───── RECORDS SHOWN ─────

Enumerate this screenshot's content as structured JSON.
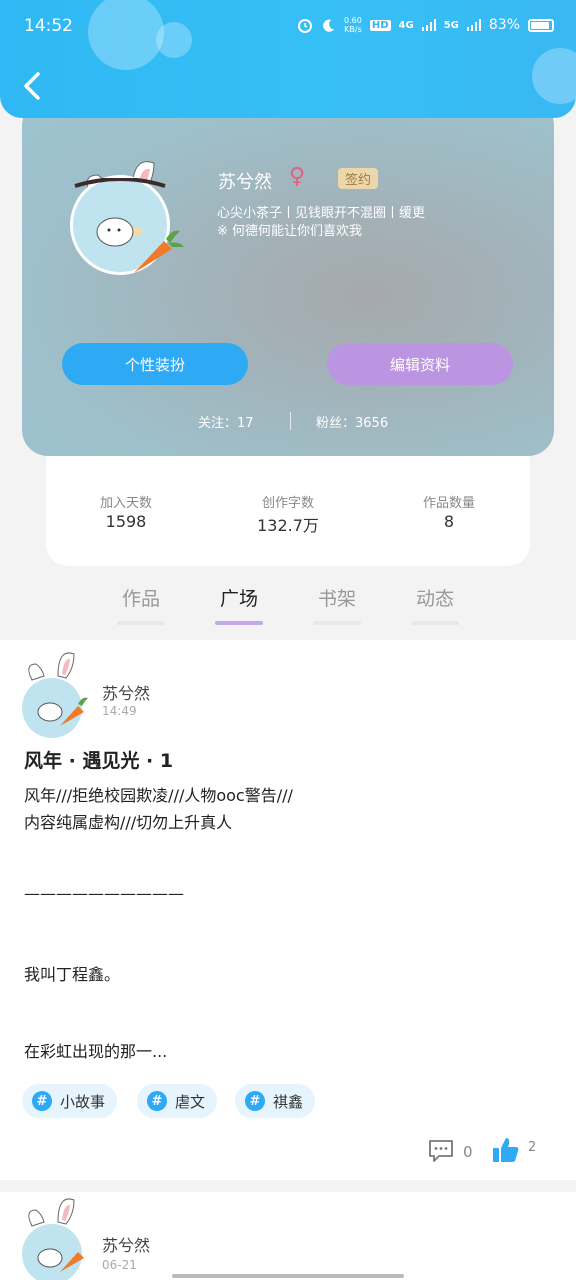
{
  "status_bar": {
    "time": "14:52",
    "net_speed": "0.60",
    "net_unit": "KB/s",
    "hd": "HD",
    "sim1": "4G",
    "sim2": "5G",
    "battery": "83%"
  },
  "header": {
    "back_icon": "chevron-left-icon"
  },
  "profile": {
    "nickname": "苏兮然",
    "gender_symbol": "♀",
    "signed_badge": "签约",
    "bio_line1": "心尖小茶子丨见钱眼开不混圈丨缓更",
    "bio_line2": "※ 何德何能让你们喜欢我",
    "style_button": "个性装扮",
    "edit_button": "编辑资料",
    "follow_label": "关注：17",
    "fans_label": "粉丝：3656"
  },
  "stats": [
    {
      "label": "加入天数",
      "value": "1598"
    },
    {
      "label": "创作字数",
      "value": "132.7万"
    },
    {
      "label": "作品数量",
      "value": "8"
    }
  ],
  "tabs": [
    {
      "label": "作品",
      "active": false
    },
    {
      "label": "广场",
      "active": true
    },
    {
      "label": "书架",
      "active": false
    },
    {
      "label": "动态",
      "active": false
    }
  ],
  "posts": [
    {
      "author": "苏兮然",
      "time": "14:49",
      "title": "风年 · 遇见光 · 1",
      "lines": [
        "风年///拒绝校园欺凌///人物ooc警告///",
        "内容纯属虚构///切勿上升真人",
        "——————————",
        "我叫丁程鑫。",
        "在彩虹出现的那一..."
      ],
      "tags": [
        "小故事",
        "虐文",
        "祺鑫"
      ],
      "comments": "0",
      "likes": "2"
    },
    {
      "author": "苏兮然",
      "time": "06-21"
    }
  ],
  "colors": {
    "header_blue": "#37bff6",
    "accent_blue": "#2ea9f4",
    "accent_purple": "#bb95e2",
    "tab_underline": "#c6a7e8"
  }
}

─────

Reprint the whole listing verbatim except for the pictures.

Enumerate this screenshot's content as structured JSON.
{
  "status_bar": {
    "time": "14:52",
    "net_speed": "0.60",
    "net_unit": "KB/s",
    "hd": "HD",
    "sim1": "4G",
    "sim2": "5G",
    "battery": "83%"
  },
  "header": {
    "back_icon": "chevron-left-icon"
  },
  "profile": {
    "nickname": "苏兮然",
    "gender_symbol": "♀",
    "signed_badge": "签约",
    "bio_line1": "心尖小茶子丨见钱眼开不混圈丨缓更",
    "bio_line2": "※ 何德何能让你们喜欢我",
    "style_button": "个性装扮",
    "edit_button": "编辑资料",
    "follow_label": "关注：17",
    "fans_label": "粉丝：3656"
  },
  "stats": [
    {
      "label": "加入天数",
      "value": "1598"
    },
    {
      "label": "创作字数",
      "value": "132.7万"
    },
    {
      "label": "作品数量",
      "value": "8"
    }
  ],
  "tabs": [
    {
      "label": "作品",
      "active": false
    },
    {
      "label": "广场",
      "active": true
    },
    {
      "label": "书架",
      "active": false
    },
    {
      "label": "动态",
      "active": false
    }
  ],
  "posts": [
    {
      "author": "苏兮然",
      "time": "14:49",
      "title": "风年 · 遇见光 · 1",
      "lines": [
        "风年///拒绝校园欺凌///人物ooc警告///",
        "内容纯属虚构///切勿上升真人",
        "——————————",
        "我叫丁程鑫。",
        "在彩虹出现的那一..."
      ],
      "tags": [
        "小故事",
        "虐文",
        "祺鑫"
      ],
      "comments": "0",
      "likes": "2"
    },
    {
      "author": "苏兮然",
      "time": "06-21"
    }
  ],
  "colors": {
    "header_blue": "#37bff6",
    "accent_blue": "#2ea9f4",
    "accent_purple": "#bb95e2",
    "tab_underline": "#c6a7e8"
  }
}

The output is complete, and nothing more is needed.